With "The Greatest American Hero," Stephen J. Cannell transformed a comic strip premise into agreeably irreverent adventure spoof. He's attempted the same thing with "The Quest," a new ABC series, but the transformation doesn't quite take effect; the program is trapped somewhere between ugly ducklingdom and actual swanliness. To put it more bluntly, it doesn't work.

The first hour of the two-hour series premiere, at 9 tonight on Channel 7 (henceforth, the show will be a weekly hour, Fridays at 10) holds out considerable promise. Four people who appear to have nothing in common are systematically pursued by devious secret agents through the hithers and thithers of New York.

Each has won a free trip to exotic and unheard-of Glendora, a tiny kingdom near France, but this is actually a ruse by the rulers of the kingdom to get all four into the country. The evil pursuers are enemies of the crown who want to prevent the journey. So in the first hour, there are amusing chases and escapes, and Cannell's partner, Juanita Bartlett, the co-executive producer of the series and author of the premiere, gives the characters funny tics and traits and some incidental funny business to do.

But when they finally do get to Glendora, the show turns into a Saturday morning cartoon--preposterously contrived, precious and not in the least enticing. All four are related somehow to the royal family, and to decide which of them will inherit the Glendoran crown, they must set off on a quest the likes of which their forbears endured in the 13th century. It turns out to be a cross between a scavenger hunt and a nap.

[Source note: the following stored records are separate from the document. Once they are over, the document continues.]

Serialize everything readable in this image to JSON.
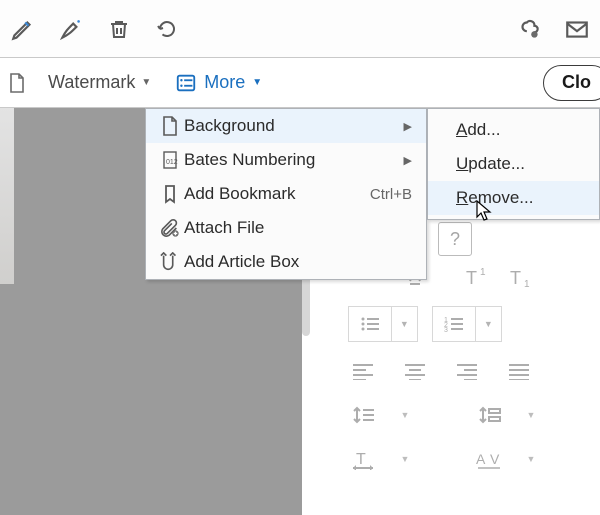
{
  "toolbar2": {
    "watermark_label": "Watermark",
    "more_label": "More",
    "close_label": "Clo"
  },
  "menu_more": {
    "items": [
      {
        "label": "Background",
        "submenu": true
      },
      {
        "label": "Bates Numbering",
        "submenu": true
      },
      {
        "label": "Add Bookmark",
        "accel": "Ctrl+B"
      },
      {
        "label": "Attach File"
      },
      {
        "label": "Add Article Box"
      }
    ]
  },
  "menu_background": {
    "add": "Add...",
    "update": "Update...",
    "remove": "Remove..."
  },
  "right_panel": {
    "help": "?"
  }
}
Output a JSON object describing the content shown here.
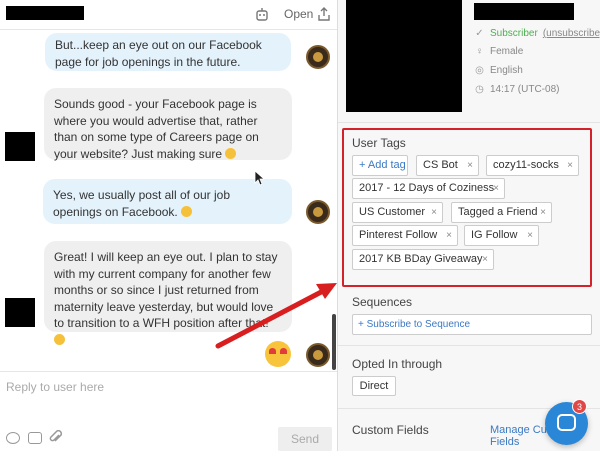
{
  "chat": {
    "header": {
      "open_label": "Open"
    },
    "messages": [
      {
        "from": "bot",
        "text": "But...keep an eye out on our Facebook page for job openings in the future."
      },
      {
        "from": "user",
        "text": "Sounds good - your Facebook page is where you would advertise that, rather than on some type of Careers page on your website? Just making sure"
      },
      {
        "from": "bot",
        "text": "Yes, we usually post all of our job openings on Facebook."
      },
      {
        "from": "user",
        "text": "Great! I will keep an eye out. I plan to stay with my current company for another few months or so since I just returned from maternity leave yesterday, but would love to transition to a WFH position after that!"
      }
    ],
    "composer": {
      "placeholder": "Reply to user here",
      "send_label": "Send"
    }
  },
  "profile": {
    "status": "Subscriber",
    "unsubscribe_label": "(unsubscribe)",
    "gender": "Female",
    "language": "English",
    "time": "14:17 (UTC-08)",
    "user_tags": {
      "title": "User Tags",
      "add_label": "+ Add tag",
      "tags": [
        "CS Bot",
        "cozy11-socks",
        "2017 - 12 Days of Coziness",
        "US Customer",
        "Tagged a Friend",
        "Pinterest Follow",
        "IG Follow",
        "2017 KB BDay Giveaway"
      ],
      "remove_symbol": "×"
    },
    "sequences": {
      "title": "Sequences",
      "subscribe_label": "+ Subscribe to Sequence"
    },
    "opted_in": {
      "title": "Opted In through",
      "value": "Direct"
    },
    "custom_fields": {
      "title": "Custom Fields",
      "manage_label": "Manage Custom Fields"
    }
  },
  "messenger_badge": {
    "count": "3"
  },
  "colors": {
    "highlight": "#d3222a",
    "link": "#3b79c4",
    "subscriber": "#4caf50",
    "messenger": "#2a86d6"
  }
}
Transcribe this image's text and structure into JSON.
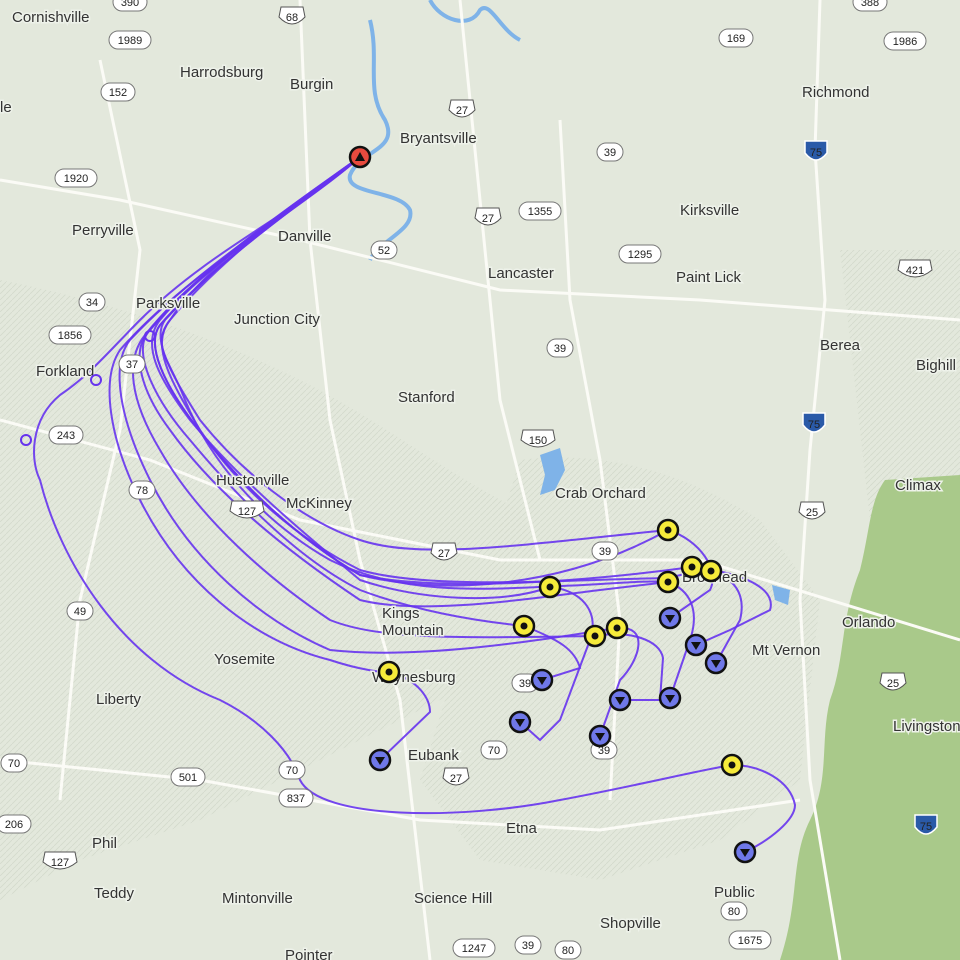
{
  "map": {
    "colors": {
      "land": "#e3e8dc",
      "water": "#7fb3e8",
      "forest": "#a7c98a",
      "road": "#f7f7f2",
      "interstate_shield": "#2a5aa8",
      "track": "#6633ee",
      "launch_marker": "#e84a3e",
      "waypoint_marker": "#f5ea3a",
      "landing_marker": "#6f78e8"
    },
    "places": [
      {
        "id": "cornishville",
        "name": "Cornishville"
      },
      {
        "id": "harrodsburg",
        "name": "Harrodsburg"
      },
      {
        "id": "burgin",
        "name": "Burgin"
      },
      {
        "id": "bryantsville",
        "name": "Bryantsville"
      },
      {
        "id": "richmond",
        "name": "Richmond"
      },
      {
        "id": "perryville",
        "name": "Perryville"
      },
      {
        "id": "danville",
        "name": "Danville"
      },
      {
        "id": "kirksville",
        "name": "Kirksville"
      },
      {
        "id": "lancaster",
        "name": "Lancaster"
      },
      {
        "id": "paint-lick",
        "name": "Paint Lick"
      },
      {
        "id": "parksville",
        "name": "Parksville"
      },
      {
        "id": "junction-city",
        "name": "Junction City"
      },
      {
        "id": "forkland",
        "name": "Forkland"
      },
      {
        "id": "berea",
        "name": "Berea"
      },
      {
        "id": "bighill",
        "name": "Bighill"
      },
      {
        "id": "stanford",
        "name": "Stanford"
      },
      {
        "id": "crab-orchard",
        "name": "Crab Orchard"
      },
      {
        "id": "climax",
        "name": "Climax"
      },
      {
        "id": "hustonville",
        "name": "Hustonville"
      },
      {
        "id": "mckinney",
        "name": "McKinney"
      },
      {
        "id": "brodhead",
        "name": "Brodhead"
      },
      {
        "id": "kings-mountain",
        "name": "Kings\nMountain"
      },
      {
        "id": "orlando",
        "name": "Orlando"
      },
      {
        "id": "mt-vernon",
        "name": "Mt Vernon"
      },
      {
        "id": "yosemite",
        "name": "Yosemite"
      },
      {
        "id": "waynesburg",
        "name": "Waynesburg"
      },
      {
        "id": "liberty",
        "name": "Liberty"
      },
      {
        "id": "livingston",
        "name": "Livingston"
      },
      {
        "id": "eubank",
        "name": "Eubank"
      },
      {
        "id": "etna",
        "name": "Etna"
      },
      {
        "id": "phil",
        "name": "Phil"
      },
      {
        "id": "public",
        "name": "Public"
      },
      {
        "id": "teddy",
        "name": "Teddy"
      },
      {
        "id": "mintonville",
        "name": "Mintonville"
      },
      {
        "id": "science-hill",
        "name": "Science Hill"
      },
      {
        "id": "shopville",
        "name": "Shopville"
      },
      {
        "id": "pointer",
        "name": "Pointer"
      },
      {
        "id": "le",
        "name": "le"
      }
    ],
    "route_shields": [
      {
        "id": "r390",
        "number": "390",
        "type": "state"
      },
      {
        "id": "r68",
        "number": "68",
        "type": "us"
      },
      {
        "id": "r1989",
        "number": "1989",
        "type": "state"
      },
      {
        "id": "r152",
        "number": "152",
        "type": "state"
      },
      {
        "id": "r1920",
        "number": "1920",
        "type": "state"
      },
      {
        "id": "r169",
        "number": "169",
        "type": "state"
      },
      {
        "id": "r1986",
        "number": "1986",
        "type": "state"
      },
      {
        "id": "r388",
        "number": "388",
        "type": "state"
      },
      {
        "id": "r27a",
        "number": "27",
        "type": "us"
      },
      {
        "id": "r39a",
        "number": "39",
        "type": "state"
      },
      {
        "id": "r75a",
        "number": "75",
        "type": "interstate"
      },
      {
        "id": "r27b",
        "number": "27",
        "type": "us"
      },
      {
        "id": "r1355",
        "number": "1355",
        "type": "state"
      },
      {
        "id": "r52",
        "number": "52",
        "type": "state"
      },
      {
        "id": "r1295",
        "number": "1295",
        "type": "state"
      },
      {
        "id": "r421",
        "number": "421",
        "type": "us"
      },
      {
        "id": "r34",
        "number": "34",
        "type": "state"
      },
      {
        "id": "r1856",
        "number": "1856",
        "type": "state"
      },
      {
        "id": "r37",
        "number": "37",
        "type": "state"
      },
      {
        "id": "r39b",
        "number": "39",
        "type": "state"
      },
      {
        "id": "r243",
        "number": "243",
        "type": "state"
      },
      {
        "id": "r150",
        "number": "150",
        "type": "us"
      },
      {
        "id": "r75b",
        "number": "75",
        "type": "interstate"
      },
      {
        "id": "r127a",
        "number": "127",
        "type": "us"
      },
      {
        "id": "r78",
        "number": "78",
        "type": "state"
      },
      {
        "id": "r25a",
        "number": "25",
        "type": "us"
      },
      {
        "id": "r27c",
        "number": "27",
        "type": "us"
      },
      {
        "id": "r39c",
        "number": "39",
        "type": "state"
      },
      {
        "id": "r49",
        "number": "49",
        "type": "state"
      },
      {
        "id": "r25b",
        "number": "25",
        "type": "us"
      },
      {
        "id": "r39d",
        "number": "39",
        "type": "state"
      },
      {
        "id": "r70a",
        "number": "70",
        "type": "state"
      },
      {
        "id": "r27d",
        "number": "27",
        "type": "us"
      },
      {
        "id": "r39e",
        "number": "39",
        "type": "state"
      },
      {
        "id": "r70b",
        "number": "70",
        "type": "state"
      },
      {
        "id": "r501",
        "number": "501",
        "type": "state"
      },
      {
        "id": "r70c",
        "number": "70",
        "type": "state"
      },
      {
        "id": "r837",
        "number": "837",
        "type": "state"
      },
      {
        "id": "r206",
        "number": "206",
        "type": "state"
      },
      {
        "id": "r75c",
        "number": "75",
        "type": "interstate"
      },
      {
        "id": "r127b",
        "number": "127",
        "type": "us"
      },
      {
        "id": "r80",
        "number": "80",
        "type": "state"
      },
      {
        "id": "r1247",
        "number": "1247",
        "type": "state"
      },
      {
        "id": "r39f",
        "number": "39",
        "type": "state"
      },
      {
        "id": "r80b",
        "number": "80",
        "type": "state"
      },
      {
        "id": "r1675",
        "number": "1675",
        "type": "state"
      }
    ],
    "markers": {
      "launch": {
        "type": "launch",
        "icon": "up-triangle-icon"
      },
      "waypoints_count_label": "",
      "waypoint_icon": "circle-dot-icon",
      "landing_icon": "down-triangle-icon"
    }
  }
}
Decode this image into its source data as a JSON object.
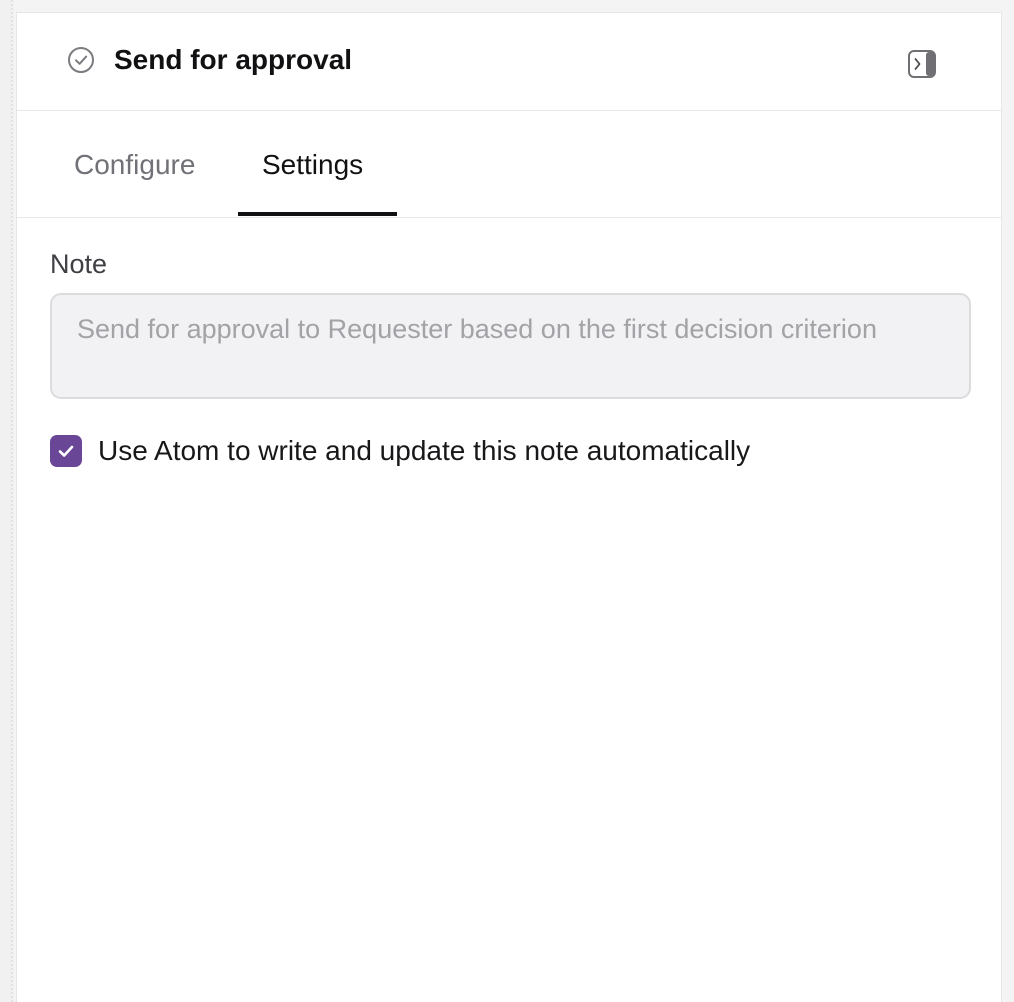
{
  "header": {
    "title": "Send for approval",
    "status_icon": "check-circle-icon",
    "collapse_icon": "panel-collapse-icon"
  },
  "tabs": [
    {
      "label": "Configure",
      "active": false
    },
    {
      "label": "Settings",
      "active": true
    }
  ],
  "settings": {
    "note_label": "Note",
    "note_value": "Send for approval to Requester based on the first decision criterion",
    "auto_note_label": "Use Atom to write and update this note automatically",
    "auto_note_checked": true
  },
  "colors": {
    "accent": "#6a4697",
    "text_primary": "#111113",
    "text_muted": "#717177",
    "field_bg": "#f2f2f4"
  }
}
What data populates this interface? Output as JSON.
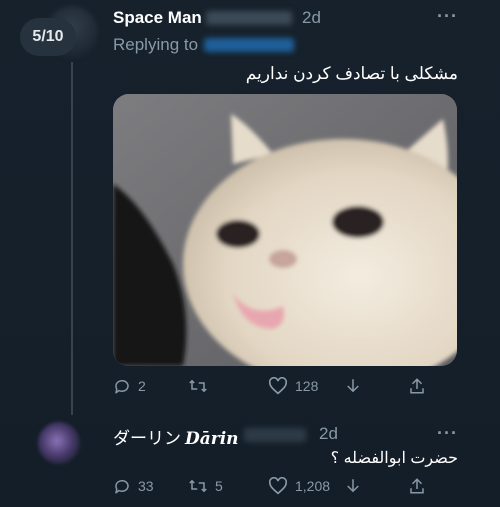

The casting is felicitous. The four questers are Perry King, as a "photojournalist and sportsman" who is too good-looking for everyone else's own good (beneath the swell-fella exterior lies the consummate rat); the ultra-reliable Noah Berry (who worked, of course, on Cannell and Bartlett's "Rockford Files") as a retired Kansas cop full of salty counsel; Ray Vitte as Cody Johnson, an agile small-time con man; and Karen Austin as Carrie Welby, an assistant buyer in a department store shoe department who, when she gets a gander of the fancy trappings at the castle in Glendora, says, "If I'd known we were staying here, I'd have borrowed better luggage."

Plenty of cute touches help compensate for the artificiality of the premise, but eventually a larger, less benign cuteness -- pompous cuteness, if there is such a thing -- overtakes the whole undertaking. Also, some viewers may be justifiably offended by Vitte's portrayal of the shiftless Johnson. When in virtually any form of danger, his response is to let out high-pitched whoops and squeals that, while amusingly performed, suggest a throwback to insulting black stereotypes of the past. One half expects him to say, "Feets, don't fail me now."

In short, "The Quest" is the kind of treasure that probably ought to stay buried.